is the farming system?
is an example of a primary industry. Like a factory, a farm
can be seen as a system with a series of inputs, processes
can be divided into human and physical factors. Human inputs
include labour, capital (money), machinery, seeds, fertiliser
and young stock. Physical inputs include climate and weather,
soil, relief (shape of the land) and slope.
are the things that go on within the farm. This includes
harvesting, ploughing, rearing animals and milking.
can farms be classified?
systems are determined by the type of farm. Farms
can be classified as being arable, pastoral, mixed and market
Arable farms grow crops. Pastoral farms specialise in rearing
animals. Mixed farms are both pastoral and arable.
that have a high level of inputs are intensive. These
achieve a high yield per hectare. An example would be arable
farming in East Anglia or rice farming in South East Asia.

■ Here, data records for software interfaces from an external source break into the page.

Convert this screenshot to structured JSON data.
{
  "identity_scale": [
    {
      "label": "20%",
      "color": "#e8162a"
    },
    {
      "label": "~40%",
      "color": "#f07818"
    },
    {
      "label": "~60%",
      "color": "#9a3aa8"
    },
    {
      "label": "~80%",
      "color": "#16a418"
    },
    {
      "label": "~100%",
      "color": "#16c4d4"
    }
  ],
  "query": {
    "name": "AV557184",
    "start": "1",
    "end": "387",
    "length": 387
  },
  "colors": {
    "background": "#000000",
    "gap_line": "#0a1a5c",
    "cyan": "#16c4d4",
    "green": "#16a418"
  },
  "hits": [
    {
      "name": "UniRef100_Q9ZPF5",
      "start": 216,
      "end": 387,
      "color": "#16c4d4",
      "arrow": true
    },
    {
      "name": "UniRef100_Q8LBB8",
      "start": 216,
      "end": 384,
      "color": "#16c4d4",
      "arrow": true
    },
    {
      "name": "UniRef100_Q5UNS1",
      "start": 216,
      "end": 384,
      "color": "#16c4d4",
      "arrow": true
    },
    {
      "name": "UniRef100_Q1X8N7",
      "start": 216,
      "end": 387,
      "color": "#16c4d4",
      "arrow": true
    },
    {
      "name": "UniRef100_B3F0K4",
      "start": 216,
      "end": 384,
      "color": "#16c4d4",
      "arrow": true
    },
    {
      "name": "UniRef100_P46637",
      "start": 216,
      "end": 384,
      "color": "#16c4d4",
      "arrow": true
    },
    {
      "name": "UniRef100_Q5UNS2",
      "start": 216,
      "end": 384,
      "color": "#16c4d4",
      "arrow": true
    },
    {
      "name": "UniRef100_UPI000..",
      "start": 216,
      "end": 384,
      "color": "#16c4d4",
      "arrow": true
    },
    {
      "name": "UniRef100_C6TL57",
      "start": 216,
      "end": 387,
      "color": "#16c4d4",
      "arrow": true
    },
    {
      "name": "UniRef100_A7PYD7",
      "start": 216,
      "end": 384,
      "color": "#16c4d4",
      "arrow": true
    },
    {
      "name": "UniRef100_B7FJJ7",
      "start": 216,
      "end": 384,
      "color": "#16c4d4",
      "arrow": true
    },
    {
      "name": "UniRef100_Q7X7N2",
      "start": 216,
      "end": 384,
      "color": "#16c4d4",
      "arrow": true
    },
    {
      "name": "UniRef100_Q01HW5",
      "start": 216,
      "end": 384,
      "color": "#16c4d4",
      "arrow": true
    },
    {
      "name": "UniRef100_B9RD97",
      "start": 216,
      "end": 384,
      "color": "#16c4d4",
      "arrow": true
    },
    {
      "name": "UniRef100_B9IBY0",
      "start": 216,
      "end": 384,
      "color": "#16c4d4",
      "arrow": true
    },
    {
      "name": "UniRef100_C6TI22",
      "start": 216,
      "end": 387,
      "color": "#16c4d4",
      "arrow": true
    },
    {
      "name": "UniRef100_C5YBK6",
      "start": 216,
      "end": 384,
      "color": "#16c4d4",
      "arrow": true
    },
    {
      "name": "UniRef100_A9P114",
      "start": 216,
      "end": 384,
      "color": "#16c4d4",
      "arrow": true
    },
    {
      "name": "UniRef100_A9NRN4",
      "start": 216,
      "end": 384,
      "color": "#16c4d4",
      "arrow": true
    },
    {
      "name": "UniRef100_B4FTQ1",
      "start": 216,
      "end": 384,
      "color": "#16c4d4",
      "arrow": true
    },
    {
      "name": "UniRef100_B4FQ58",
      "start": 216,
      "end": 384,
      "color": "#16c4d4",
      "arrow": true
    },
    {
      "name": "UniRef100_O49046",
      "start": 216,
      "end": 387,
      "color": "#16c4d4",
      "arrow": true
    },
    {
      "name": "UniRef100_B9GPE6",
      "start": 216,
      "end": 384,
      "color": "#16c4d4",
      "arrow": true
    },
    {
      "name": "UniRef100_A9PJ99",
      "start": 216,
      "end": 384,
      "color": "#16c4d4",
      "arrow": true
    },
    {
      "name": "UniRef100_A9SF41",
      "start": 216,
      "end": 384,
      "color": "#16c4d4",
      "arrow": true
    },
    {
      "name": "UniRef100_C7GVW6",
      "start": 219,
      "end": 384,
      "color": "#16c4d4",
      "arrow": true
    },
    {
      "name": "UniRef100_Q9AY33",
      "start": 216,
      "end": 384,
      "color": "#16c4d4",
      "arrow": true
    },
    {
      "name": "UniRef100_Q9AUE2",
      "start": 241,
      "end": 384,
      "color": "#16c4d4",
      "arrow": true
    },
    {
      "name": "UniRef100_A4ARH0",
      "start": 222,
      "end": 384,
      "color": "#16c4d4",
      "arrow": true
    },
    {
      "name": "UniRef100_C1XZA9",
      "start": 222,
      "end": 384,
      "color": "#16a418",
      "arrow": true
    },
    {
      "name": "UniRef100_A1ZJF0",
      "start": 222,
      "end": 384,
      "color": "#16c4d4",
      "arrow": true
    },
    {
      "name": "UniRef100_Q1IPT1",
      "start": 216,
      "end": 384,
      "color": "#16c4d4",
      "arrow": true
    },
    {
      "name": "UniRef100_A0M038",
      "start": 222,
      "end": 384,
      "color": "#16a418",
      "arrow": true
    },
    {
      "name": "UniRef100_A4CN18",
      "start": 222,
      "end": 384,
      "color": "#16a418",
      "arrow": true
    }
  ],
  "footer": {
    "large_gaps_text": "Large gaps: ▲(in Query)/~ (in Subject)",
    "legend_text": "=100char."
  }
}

farms that have low input and output per hectare are extensive.
An example would be a sheep farm in North Wales or a cattle
ranch in Brazil.
can also be classified by what happens to their outputs.
On subsistence farms the produce is consumed by the
farmer. Any surplus is usually sold to buy other goods.
Farms that sell the majority of their produce are known
as commercial farms.
of farm types:
sheep farming in Snowdonia. The poor soils and harsh
climate make this area ideal for hill sheep farming.
gardening in the Netherlands.
cultivation in the Amazon rainforest Nomadic pasturalism
in central Africa
farming in the Punjab region of India. The system requires
a large amount of inputs e.g. labour, seeds and fertilisers.
Usually the produce is consumed by the farmers. Any
food left over is traded for other food, machinery or